# Description of the task
All of the listing should be output exactly, apart from the pictures.

# Material for this exercise
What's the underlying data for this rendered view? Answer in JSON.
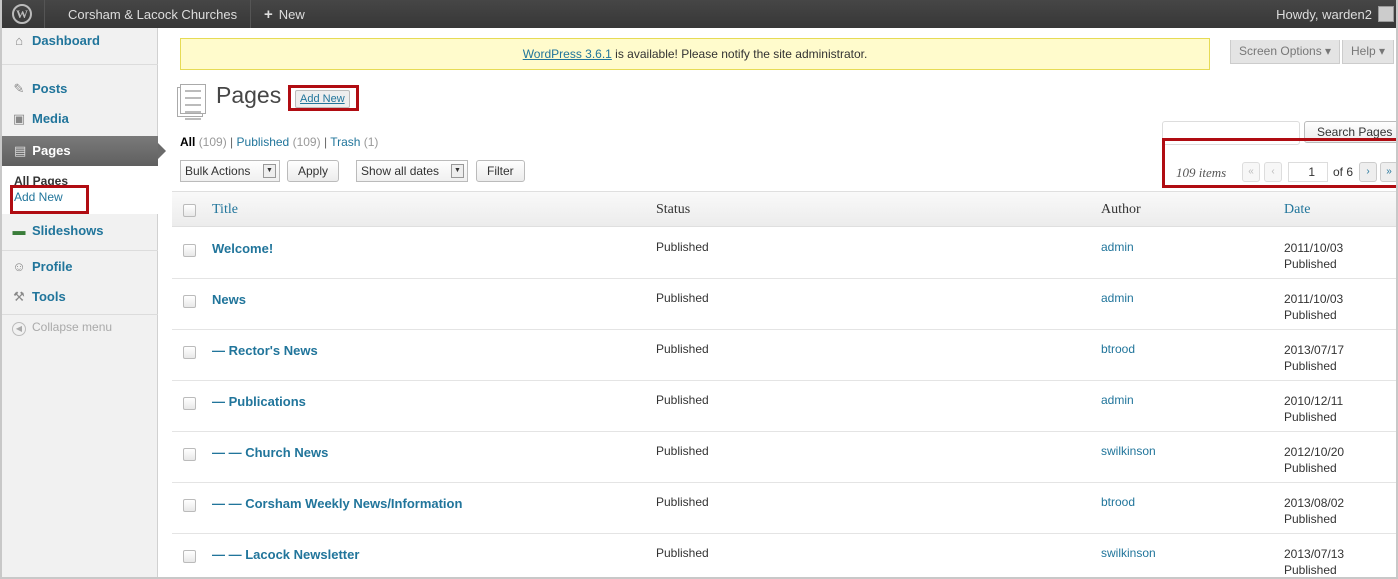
{
  "admin_bar": {
    "logo": "W",
    "site_name": "Corsham & Lacock Churches",
    "new_plus": "+",
    "new_label": "New",
    "howdy": "Howdy, warden2"
  },
  "sidebar": {
    "dashboard": "Dashboard",
    "posts": "Posts",
    "media": "Media",
    "pages": "Pages",
    "sub_all_pages": "All Pages",
    "sub_add_new": "Add New",
    "slideshows": "Slideshows",
    "profile": "Profile",
    "tools": "Tools",
    "collapse": "Collapse menu"
  },
  "notice": {
    "link": "WordPress 3.6.1",
    "text": " is available! Please notify the site administrator."
  },
  "screen_options": "Screen Options ▾",
  "help": "Help ▾",
  "header": {
    "title": "Pages",
    "add_new": "Add New"
  },
  "filters": {
    "all": "All",
    "all_count": "(109)",
    "published": "Published",
    "published_count": "(109)",
    "trash": "Trash",
    "trash_count": "(1)",
    "sep": "|"
  },
  "search_button": "Search Pages",
  "bulk_actions": "Bulk Actions",
  "apply": "Apply",
  "dates": "Show all dates",
  "filter": "Filter",
  "pagination": {
    "items": "109 items",
    "first": "«",
    "prev": "‹",
    "current": "1",
    "of": "of 6",
    "next": "›",
    "last": "»"
  },
  "columns": {
    "title": "Title",
    "status": "Status",
    "author": "Author",
    "date": "Date"
  },
  "rows": [
    {
      "title": "Welcome!",
      "status": "Published",
      "author": "admin",
      "date": "2011/10/03",
      "date_status": "Published"
    },
    {
      "title": "News",
      "status": "Published",
      "author": "admin",
      "date": "2011/10/03",
      "date_status": "Published"
    },
    {
      "title": "— Rector's News",
      "status": "Published",
      "author": "btrood",
      "date": "2013/07/17",
      "date_status": "Published"
    },
    {
      "title": "— Publications",
      "status": "Published",
      "author": "admin",
      "date": "2010/12/11",
      "date_status": "Published"
    },
    {
      "title": "— — Church News",
      "status": "Published",
      "author": "swilkinson",
      "date": "2012/10/20",
      "date_status": "Published"
    },
    {
      "title": "— — Corsham Weekly News/Information",
      "status": "Published",
      "author": "btrood",
      "date": "2013/08/02",
      "date_status": "Published"
    },
    {
      "title": "— — Lacock Newsletter",
      "status": "Published",
      "author": "swilkinson",
      "date": "2013/07/13",
      "date_status": "Published"
    }
  ]
}
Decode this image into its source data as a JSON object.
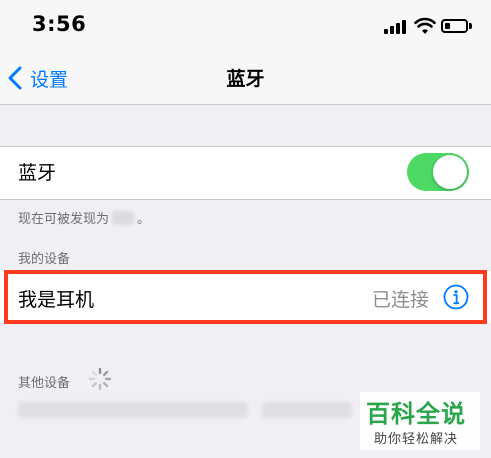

# Answer section
What's the underlying data for this rendered view? Answer in JSON.
{
  "admin_bar": {
    "logo": "W",
    "site_name": "Corsham & Lacock Churches",
    "new_plus": "+",
    "new_label": "New",
    "howdy": "Howdy, warden2"
  },
  "sidebar": {
    "dashboard": "Dashboard",
    "posts": "Posts",
    "media": "Media",
    "pages": "Pages",
    "sub_all_pages": "All Pages",
    "sub_add_new": "Add New",
    "slideshows": "Slideshows",
    "profile": "Profile",
    "tools": "Tools",
    "collapse": "Collapse menu"
  },
  "notice": {
    "link": "WordPress 3.6.1",
    "text": " is available! Please notify the site administrator."
  },
  "screen_options": "Screen Options ▾",
  "help": "Help ▾",
  "header": {
    "title": "Pages",
    "add_new": "Add New"
  },
  "filters": {
    "all": "All",
    "all_count": "(109)",
    "published": "Published",
    "published_count": "(109)",
    "trash": "Trash",
    "trash_count": "(1)",
    "sep": "|"
  },
  "search_button": "Search Pages",
  "bulk_actions": "Bulk Actions",
  "apply": "Apply",
  "dates": "Show all dates",
  "filter": "Filter",
  "pagination": {
    "items": "109 items",
    "first": "«",
    "prev": "‹",
    "current": "1",
    "of": "of 6",
    "next": "›",
    "last": "»"
  },
  "columns": {
    "title": "Title",
    "status": "Status",
    "author": "Author",
    "date": "Date"
  },
  "rows": [
    {
      "title": "Welcome!",
      "status": "Published",
      "author": "admin",
      "date": "2011/10/03",
      "date_status": "Published"
    },
    {
      "title": "News",
      "status": "Published",
      "author": "admin",
      "date": "2011/10/03",
      "date_status": "Published"
    },
    {
      "title": "— Rector's News",
      "status": "Published",
      "author": "btrood",
      "date": "2013/07/17",
      "date_status": "Published"
    },
    {
      "title": "— Publications",
      "status": "Published",
      "author": "admin",
      "date": "2010/12/11",
      "date_status": "Published"
    },
    {
      "title": "— — Church News",
      "status": "Published",
      "author": "swilkinson",
      "date": "2012/10/20",
      "date_status": "Published"
    },
    {
      "title": "— — Corsham Weekly News/Information",
      "status": "Published",
      "author": "btrood",
      "date": "2013/08/02",
      "date_status": "Published"
    },
    {
      "title": "— — Lacock Newsletter",
      "status": "Published",
      "author": "swilkinson",
      "date": "2013/07/13",
      "date_status": "Published"
    }
  ]
}
Decode this image into its source data as a JSON object.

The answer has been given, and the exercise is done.